The following has been contributed by MEST alumna Gina Brandolino (PhD English, 2007). Dr. Brandolino is a lecturer in the Department of English and Sweetland Center for Writing at the University of Michigan. She teaches several different horror courses in addition to courses focused on medieval literature, working class literature, and comics. Visit the student-powered horror blog she maintains at courseofhorror.wordpress.com. She also co-hosts a podcast about teaching writing; listen at behindthescaffolding.com.
Every other fall, I teach a course called Classic Horror. In it, my students and I study just what you’d expect: the classics of horror in English literature, plus classics from that other medium so important to horror, film. So, in reverse chronological order (which is how I teach them): Beloved, The Exorcist, Alien, The Haunting of Hill House, The Turn of the Screw, Dracula, The Strange Case of Dr. Jekyll and Mr. Hyde, stories by Poe and Hawthorne, Frankenstein—and most people would expect the list to stop there, Frankenstein being by general scholarly consensus the beginning of the horror genre. Mine continues through the Graveyard Poets and Macbeth to some medieval stories, ultimately ending with Beowulf.

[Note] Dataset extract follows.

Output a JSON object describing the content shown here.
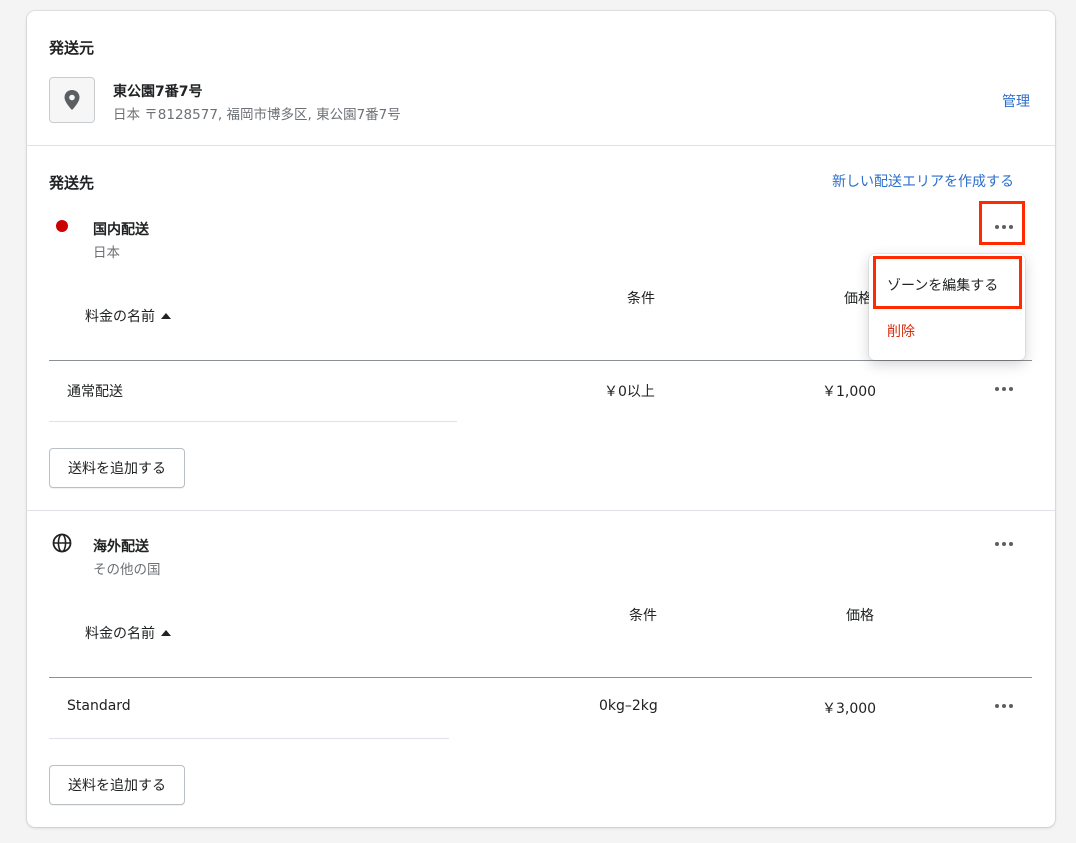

My reading list surprises most people, including my students: isn’t horror a modern genre?
Indeed, if I taught my course in chronological order, few of my students would see the horror in texts earlier than Frankenstein. But working our way backwards through horror, students see connections: motifs emerge, tropes show themselves. We read Julian of Norwich’s Shewings, which features a female protagonist assailed by the devil in her own bed just as Regan in The Exorcist is (I have an article forthcoming on this remarkable similarity). We dig into an exemplum from Robert Manning’s Handlyng Synne in which we meet a bloody and badly injured infant Jesus, his wounds the result of people taking his name in vain, a story not unlike Hawthorne’s heavily allegorical “Young Goodman Brown” or “The Minister’s Black Veil.” And Beowulf’s Heorot is essentially a haunted house like Hill House or The Turn of the Screw’s Bly; or you might consider it more like Alien’s spaceship Nostromo, under siege by a deadly invader. These are just a few examples.

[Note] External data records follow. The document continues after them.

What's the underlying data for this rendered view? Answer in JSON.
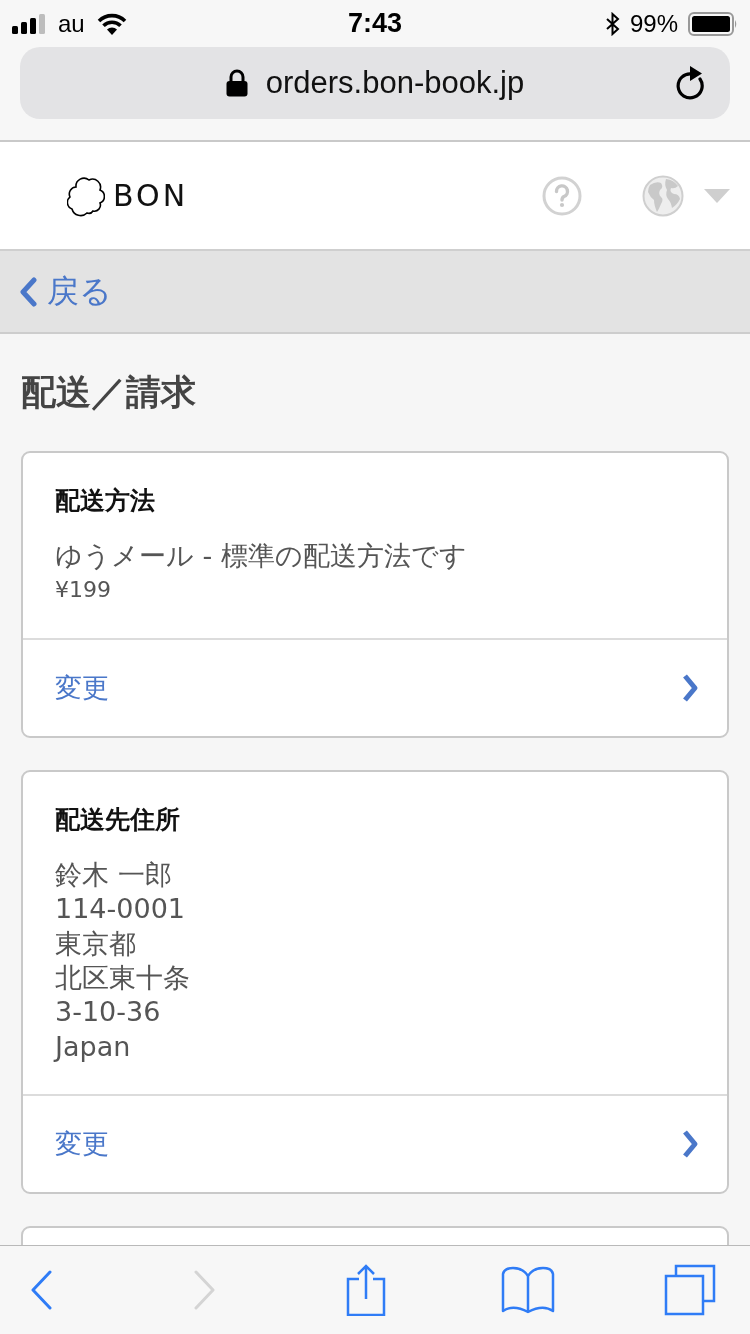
{
  "status_bar": {
    "carrier": "au",
    "time": "7:43",
    "battery": "99%"
  },
  "address_bar": {
    "url": "orders.bon-book.jp"
  },
  "site_header": {
    "logo_text": "BON"
  },
  "back_link": {
    "label": "戻る"
  },
  "page_title": "配送／請求",
  "cards": [
    {
      "kind": "section",
      "title": "配送方法",
      "lines": [
        {
          "kind": "text",
          "text": "ゆうメール - 標準の配送方法です"
        },
        {
          "kind": "price",
          "text": "¥199"
        }
      ],
      "action": "変更"
    },
    {
      "kind": "section",
      "title": "配送先住所",
      "lines": [
        {
          "kind": "text",
          "text": "鈴木 一郎"
        },
        {
          "kind": "text",
          "text": "114-0001"
        },
        {
          "kind": "text",
          "text": "東京都"
        },
        {
          "kind": "text",
          "text": "北区東十条"
        },
        {
          "kind": "text",
          "text": "3-10-36"
        },
        {
          "kind": "text",
          "text": "Japan"
        }
      ],
      "action": "変更"
    },
    {
      "kind": "partial"
    }
  ],
  "toolbar": {
    "buttons": [
      {
        "kind": "back",
        "disabled": false
      },
      {
        "kind": "forward",
        "disabled": true
      },
      {
        "kind": "share",
        "disabled": false
      },
      {
        "kind": "bookmarks",
        "disabled": false
      },
      {
        "kind": "tabs",
        "disabled": false
      }
    ]
  }
}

Some might protest that Beowulf is a hero’s story, not a horror story, and that the Shewings and Handlyng Synne are even further from being works of horror, and I might not disagree with all that. But I’ll argue back that these texts use the same strategies horror does to command readers’ attention. They’re texts that have undeniable moments of horror, though those moments aren’t often acknowledged by those of us best positioned to show off what’s so compelling about medieval texts, by which of course I mean scholars and teachers of medieval studies. Why we as a field shy away from horror is complex and more than I can adequately address here, but certainly it has a lot to do with the stigma that the horror genre carries for those who see it as a low-brow and trashy with little to offer us intellectually.

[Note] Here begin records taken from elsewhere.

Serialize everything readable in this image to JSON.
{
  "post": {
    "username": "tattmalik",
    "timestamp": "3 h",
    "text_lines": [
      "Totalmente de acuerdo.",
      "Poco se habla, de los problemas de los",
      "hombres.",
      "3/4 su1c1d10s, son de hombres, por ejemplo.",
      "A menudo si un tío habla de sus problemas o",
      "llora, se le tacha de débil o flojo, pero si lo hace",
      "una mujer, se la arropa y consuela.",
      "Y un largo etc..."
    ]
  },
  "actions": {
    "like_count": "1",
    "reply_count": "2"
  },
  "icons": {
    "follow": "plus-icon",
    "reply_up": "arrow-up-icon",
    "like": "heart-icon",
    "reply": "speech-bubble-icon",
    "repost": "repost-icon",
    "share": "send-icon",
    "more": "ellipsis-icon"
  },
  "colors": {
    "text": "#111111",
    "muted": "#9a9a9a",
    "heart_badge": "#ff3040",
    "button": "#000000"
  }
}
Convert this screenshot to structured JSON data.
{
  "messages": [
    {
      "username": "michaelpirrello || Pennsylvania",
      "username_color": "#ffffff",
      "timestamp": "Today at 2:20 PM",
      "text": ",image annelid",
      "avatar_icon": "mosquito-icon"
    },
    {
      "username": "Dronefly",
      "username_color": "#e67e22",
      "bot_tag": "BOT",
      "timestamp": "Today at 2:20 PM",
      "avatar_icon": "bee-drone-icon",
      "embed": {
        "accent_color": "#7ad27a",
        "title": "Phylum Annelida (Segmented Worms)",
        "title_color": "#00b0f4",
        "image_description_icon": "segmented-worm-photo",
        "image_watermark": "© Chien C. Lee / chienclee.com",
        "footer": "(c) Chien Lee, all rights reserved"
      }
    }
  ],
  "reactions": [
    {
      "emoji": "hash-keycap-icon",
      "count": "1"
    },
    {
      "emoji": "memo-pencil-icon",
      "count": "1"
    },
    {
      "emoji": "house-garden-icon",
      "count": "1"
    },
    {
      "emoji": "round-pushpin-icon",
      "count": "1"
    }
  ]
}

It’s a lamentable oversight, especially in a time when medieval studies struggles to be relevant, because as I have discovered with my students again and again as they see the connections between modern and medieval stories we study, horror is one of the most vital and abiding through-lines from the Middle Ages to our times. The scream, the shiver, the feeling of dread—they’re not the same today as they were in the Middle Ages or any other era, but the similarities they present allow us a unique window into another time—and, my students would tell you, into ourselves as well.